History of Food Banks
The concept of food banking was developed by John van Hengel in Phoenix, AZ, in the late 1960s. Van Hengel, a retired businessman, volunteered at a soup kitchen trying to find food to serve our neighbors facing hunger. One day, he met a desperate mother who regularly rummaged through grocery store garbage bins to find food for her children. She suggested that there should be a place where food could be stored for people to pick up, rather than being thrown away —similar to the way “banks” store money for future use. With that, an industry was born.
Van Hengel established St. Mary’s Food Bank as the nation’s first food bank. In its initial year, van Hengel and his volunteers distributed 275,000 pounds of food to people in need. Word of the food bank’s success quickly spread, and states began to note. By 1977, food banks were established in 18 cities across the country.
The Need for Feeding America
As the number of food banks began to increase, van Hengel created a national organization for food banks, and in 1979 he established Second Harvest, which was later called America’s Second Harvest, the Nation’s Food Bank Network. In 2008, the network changed its name to Feeding America to better reflect the organization's mission.
Feeding America Today
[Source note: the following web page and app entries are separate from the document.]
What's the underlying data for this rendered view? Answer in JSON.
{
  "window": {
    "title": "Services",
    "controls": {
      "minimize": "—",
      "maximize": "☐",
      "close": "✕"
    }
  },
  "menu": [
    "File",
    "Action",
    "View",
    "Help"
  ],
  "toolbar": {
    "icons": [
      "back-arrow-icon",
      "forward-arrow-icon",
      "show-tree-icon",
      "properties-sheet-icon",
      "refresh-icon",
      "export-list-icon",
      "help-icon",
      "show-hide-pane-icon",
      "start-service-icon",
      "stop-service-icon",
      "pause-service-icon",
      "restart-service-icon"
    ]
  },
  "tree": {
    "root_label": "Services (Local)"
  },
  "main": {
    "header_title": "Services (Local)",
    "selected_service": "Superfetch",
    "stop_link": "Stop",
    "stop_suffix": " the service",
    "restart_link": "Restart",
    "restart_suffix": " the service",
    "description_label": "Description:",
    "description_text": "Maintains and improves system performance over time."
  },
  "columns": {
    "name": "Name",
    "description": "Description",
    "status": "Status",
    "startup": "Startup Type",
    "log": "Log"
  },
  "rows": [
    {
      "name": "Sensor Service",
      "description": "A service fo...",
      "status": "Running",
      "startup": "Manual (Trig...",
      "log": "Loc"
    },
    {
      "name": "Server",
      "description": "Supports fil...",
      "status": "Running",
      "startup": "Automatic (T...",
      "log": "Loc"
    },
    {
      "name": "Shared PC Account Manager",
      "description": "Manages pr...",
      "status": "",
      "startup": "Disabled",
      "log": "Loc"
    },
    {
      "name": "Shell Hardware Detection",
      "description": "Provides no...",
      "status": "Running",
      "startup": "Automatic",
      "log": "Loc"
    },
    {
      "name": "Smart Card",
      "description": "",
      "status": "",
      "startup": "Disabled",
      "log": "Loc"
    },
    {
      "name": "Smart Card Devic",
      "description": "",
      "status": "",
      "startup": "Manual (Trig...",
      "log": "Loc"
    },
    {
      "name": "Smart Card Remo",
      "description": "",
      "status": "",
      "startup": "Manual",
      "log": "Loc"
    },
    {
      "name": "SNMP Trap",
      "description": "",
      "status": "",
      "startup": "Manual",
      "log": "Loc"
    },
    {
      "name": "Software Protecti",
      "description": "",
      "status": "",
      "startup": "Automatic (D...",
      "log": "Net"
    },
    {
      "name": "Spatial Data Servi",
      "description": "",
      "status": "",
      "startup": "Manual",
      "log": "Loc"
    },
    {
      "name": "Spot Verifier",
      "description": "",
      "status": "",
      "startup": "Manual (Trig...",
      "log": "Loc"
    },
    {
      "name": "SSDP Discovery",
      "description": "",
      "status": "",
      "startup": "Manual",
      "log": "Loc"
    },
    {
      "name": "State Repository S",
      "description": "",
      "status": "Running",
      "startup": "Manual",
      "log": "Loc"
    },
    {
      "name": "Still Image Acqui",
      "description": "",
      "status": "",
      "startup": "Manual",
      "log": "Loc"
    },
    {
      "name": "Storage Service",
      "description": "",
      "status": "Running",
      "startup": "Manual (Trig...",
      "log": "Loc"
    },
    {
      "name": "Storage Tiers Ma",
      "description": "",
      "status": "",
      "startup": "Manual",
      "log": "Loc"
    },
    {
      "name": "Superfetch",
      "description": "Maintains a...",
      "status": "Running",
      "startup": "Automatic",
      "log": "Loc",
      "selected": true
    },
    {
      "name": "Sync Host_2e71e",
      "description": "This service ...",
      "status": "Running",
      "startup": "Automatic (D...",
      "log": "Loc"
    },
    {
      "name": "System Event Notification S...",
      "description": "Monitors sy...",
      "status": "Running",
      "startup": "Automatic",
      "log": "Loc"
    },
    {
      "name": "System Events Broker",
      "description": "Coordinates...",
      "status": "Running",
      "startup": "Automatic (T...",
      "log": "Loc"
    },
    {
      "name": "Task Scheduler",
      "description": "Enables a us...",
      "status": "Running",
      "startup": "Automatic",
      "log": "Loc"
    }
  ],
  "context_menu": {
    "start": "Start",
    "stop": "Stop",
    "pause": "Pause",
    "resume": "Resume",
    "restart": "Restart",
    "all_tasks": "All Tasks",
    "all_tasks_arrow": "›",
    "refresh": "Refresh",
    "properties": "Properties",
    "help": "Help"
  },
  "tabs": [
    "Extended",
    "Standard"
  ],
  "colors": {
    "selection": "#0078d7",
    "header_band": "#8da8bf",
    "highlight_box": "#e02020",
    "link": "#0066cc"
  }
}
Today, Feeding America is the nation’s largest domestic hunger-relief organization—a powerful and efficient network of 200 food banks across the country. As the coronavirus pandemic brought record unemployment and instability, the Feeding America network rose to meet the need. Last year, the Feeding America network served 5.2 billion meals.